Hurricane Michael is long gone, but the damage it inflicted remains – including the economic damage. WUWF’s Dave Dunwoody looks at an ongoing study by the Haas Business Center.
Michael made landfall near Mexico Beach on October 10 as a strong Category-4 storm, with 155 mph winds and gusts up to 175 mph. It’s likely to become the 12th weather disaster in the United States this year to run up a $1 billion tab according to The Weather Channel.
“For us, we have experience of course in this area knowing what damage could be wrought by a significant hurricane; we all remember Hurricane Ivan,” says Amy Newburn, Assistant Director at the Haas Center.
“As we were all watching our neighbors to the east get slammed by Michael, I think that we wanted to try to start putting a number on this damage,” said Newburn. “We thought we had a unique perspective and ability to be able to do that.”
Researchers at Haas have compiled a “dashboard” that will be updated continuously as new data comes in. It all hinges on the availability of the data and what it looks like. Newburn says the methodology currently includes storm surge losses in Bay and Gulf Counties, along with what happened to the 11-county area’s timber industry.
“This is going to continue to change as we see other insurance claims come through by county; as we start to see these communities rebuild we’ll be taking all that data in,” Newburn says. “But not all these things are updated in real time. That’s why our dashboard will evolve as those figures come in.”
Part of that methodology involves using the “REMI Model.” That’s the acronym for the firm Regional Economic Models, Incorporated. REMI takes the spending in a local economy and traces it through the entire supply chain.
“When I go out and spend a dollar, a part of that goes outside the community to where they have purchased the goods that stock the store,” says Newburn. “Part of that dollar goes to support the employees, and then they go and spend part of that out in the community as well.”
Beginning with Michael’s hardest-hit areas — Bay and Gulf Counties — the Haas study ran the figures through the REMI model and came up with an economic impact estimated at one and a half billion dollars. That includes a short-term loss of employment.
“What we can also expect is a spike in retail sales in their neighboring counties, because they don’t have as many options right now that still have open doors in their own communities,” Newburn says. “So, as they look to rebuild and have to buy supplies to do that, that’s what we expect to see.”
Part of the information in the study is from government sources, such as FEMA and the Florida Office of Insurance Regulation. Newburn says that helps them put all of their economic impact eggs into one basket.
“On our dashboard, we are keeping an updated count of how many insurance claims are going through, as well as how many FEMA assistance applications have been submitted,” said Newburn. “The goal of having our dashboard publicly available is so that local agencies, statewide agencies can all use that.”

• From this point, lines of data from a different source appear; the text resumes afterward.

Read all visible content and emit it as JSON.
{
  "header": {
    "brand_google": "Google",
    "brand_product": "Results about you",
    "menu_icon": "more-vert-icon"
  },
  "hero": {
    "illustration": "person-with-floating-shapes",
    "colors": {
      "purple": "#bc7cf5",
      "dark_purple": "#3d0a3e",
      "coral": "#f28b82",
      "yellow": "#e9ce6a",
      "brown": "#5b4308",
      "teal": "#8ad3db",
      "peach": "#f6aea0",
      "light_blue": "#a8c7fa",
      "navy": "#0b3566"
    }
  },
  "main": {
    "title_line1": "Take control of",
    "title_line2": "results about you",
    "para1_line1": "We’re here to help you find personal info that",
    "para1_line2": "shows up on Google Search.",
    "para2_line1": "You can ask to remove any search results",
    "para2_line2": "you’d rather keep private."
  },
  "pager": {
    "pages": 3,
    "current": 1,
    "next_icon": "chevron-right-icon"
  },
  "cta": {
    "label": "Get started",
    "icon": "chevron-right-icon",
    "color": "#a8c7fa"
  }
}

However, an economic impact figure is not required for individuals applying to FEMA for help with residential damages.
“For businesses, for non-profits, as they look to apply for grants to get back on their feet, we’re hoping that an economic impact figure and analysis that’s out there and continuously updated would serve as a tool for them,” said Newburn.
Since cleanup and restoration from hurricanes can take months or even years, the Haas Center’s Amy Newburn says the study of Michael’s economic impact will remain – for the foreseeable future – open-ended.

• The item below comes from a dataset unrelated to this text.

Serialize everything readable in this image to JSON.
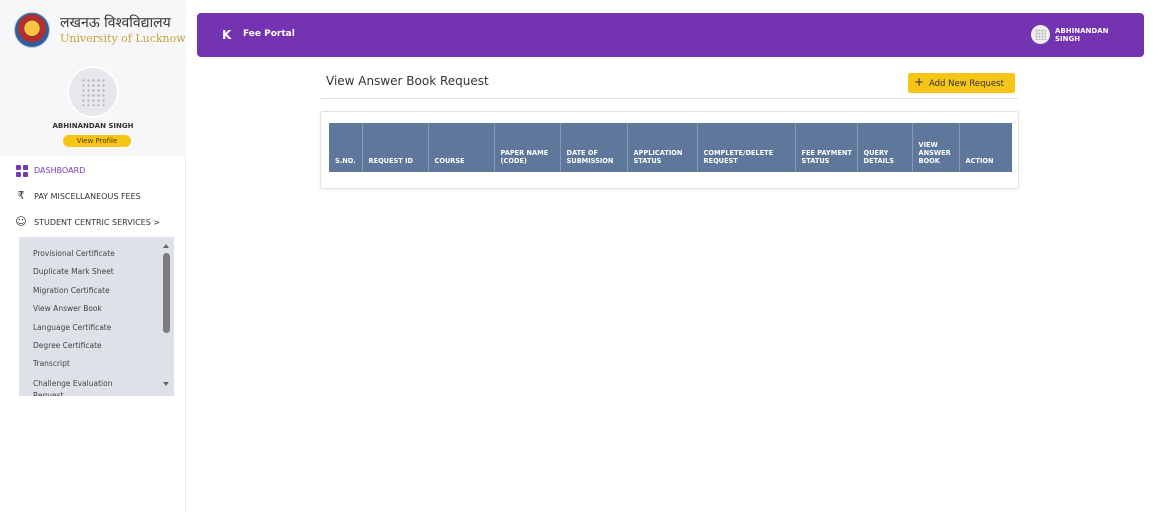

“What happens to tourism and bed tax collections as the season picks up again next spring; even if the community is able to recover quickly, is there still a perception out there that they have been hit?” says Newburn. “Those are just things that we’ll have to monitor as they happen.”

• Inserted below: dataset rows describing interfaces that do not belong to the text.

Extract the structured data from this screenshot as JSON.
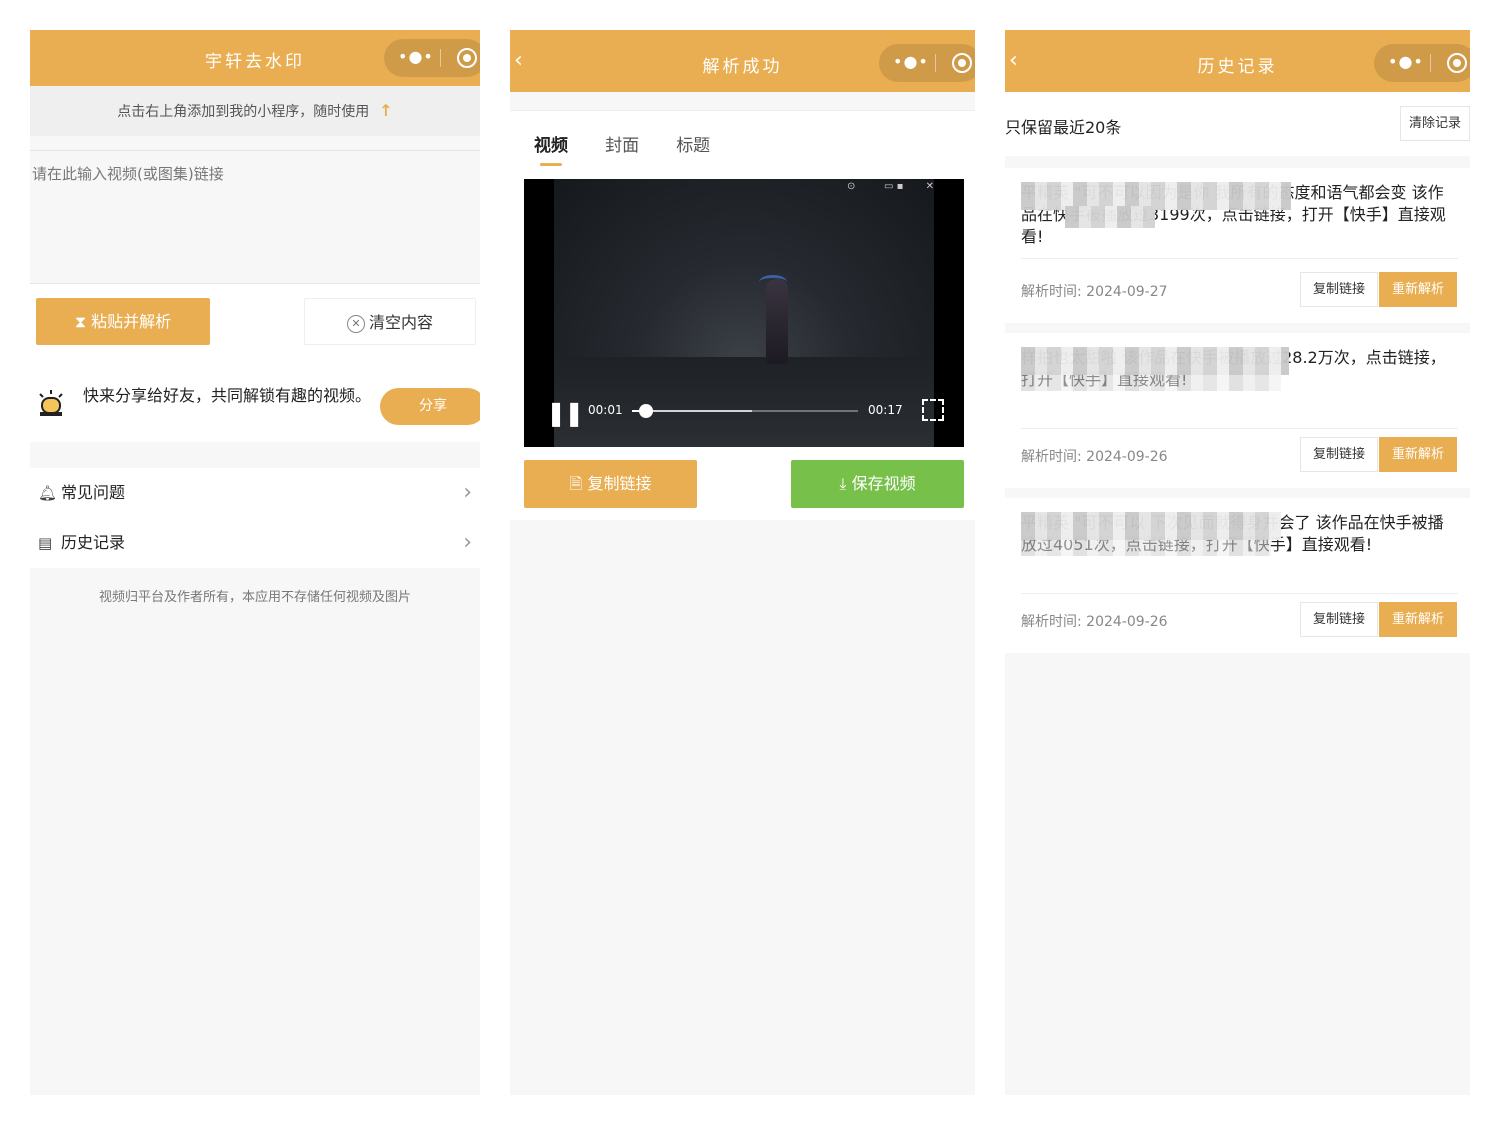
{
  "panel1": {
    "title": "宇轩去水印",
    "capsule": {
      "more_icon": "more-dots-icon",
      "close_icon": "target-close-icon"
    },
    "tip": "点击右上角添加到我的小程序，随时使用",
    "input_placeholder": "请在此输入视频(或图集)链接",
    "paste_button": "粘贴并解析",
    "clear_button": "清空内容",
    "share_text": "快来分享给好友，共同解锁有趣的视频。",
    "share_button": "分享",
    "menu": [
      {
        "label": "常见问题",
        "icon": "bell-icon"
      },
      {
        "label": "历史记录",
        "icon": "list-icon"
      }
    ],
    "footer_note": "视频归平台及作者所有，本应用不存储任何视频及图片"
  },
  "panel2": {
    "title": "解析成功",
    "tabs": [
      "视频",
      "封面",
      "标题"
    ],
    "active_tab": 0,
    "video": {
      "current_time": "00:01",
      "duration": "00:17",
      "played_fraction": 0.06,
      "buffered_fraction": 0.53
    },
    "copy_button": "复制链接",
    "save_button": "保存视频"
  },
  "panel3": {
    "title": "历史记录",
    "note": "只保留最近20条",
    "clear_button": "清除记录",
    "time_label": "解析时间:",
    "copy_button": "复制链接",
    "reparse_button": "重新解析",
    "items": [
      {
        "text_visible": "平精英 \"可不可以因为是你 我所有的态度和语气都会变 该作品在快手被播放过3199次，点击链接，打开【快手】直接观看!",
        "date": "2024-09-27"
      },
      {
        "text_visible": "样拍也太甜啦 该作品在快手被播放过28.2万次，点击链接，打开【快手】直接观看!",
        "date": "2024-09-26"
      },
      {
        "text_visible": "平精英 \"可不可以 下次见面就得身并会了 该作品在快手被播放过4051次，点击链接，打开【快手】直接观看!",
        "date": "2024-09-26"
      }
    ]
  },
  "colors": {
    "accent": "#e9ae51",
    "green": "#77c14b",
    "background": "#f7f7f7"
  }
}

Meanwhile, Hurricane Michael will cost Florida farmers an estimated $158 million because of damaged crops, according to a new study by the University of Florida. Those losses include cotton, nuts, and vegetables, along with beef, dairy and other animal products, across 25 counties.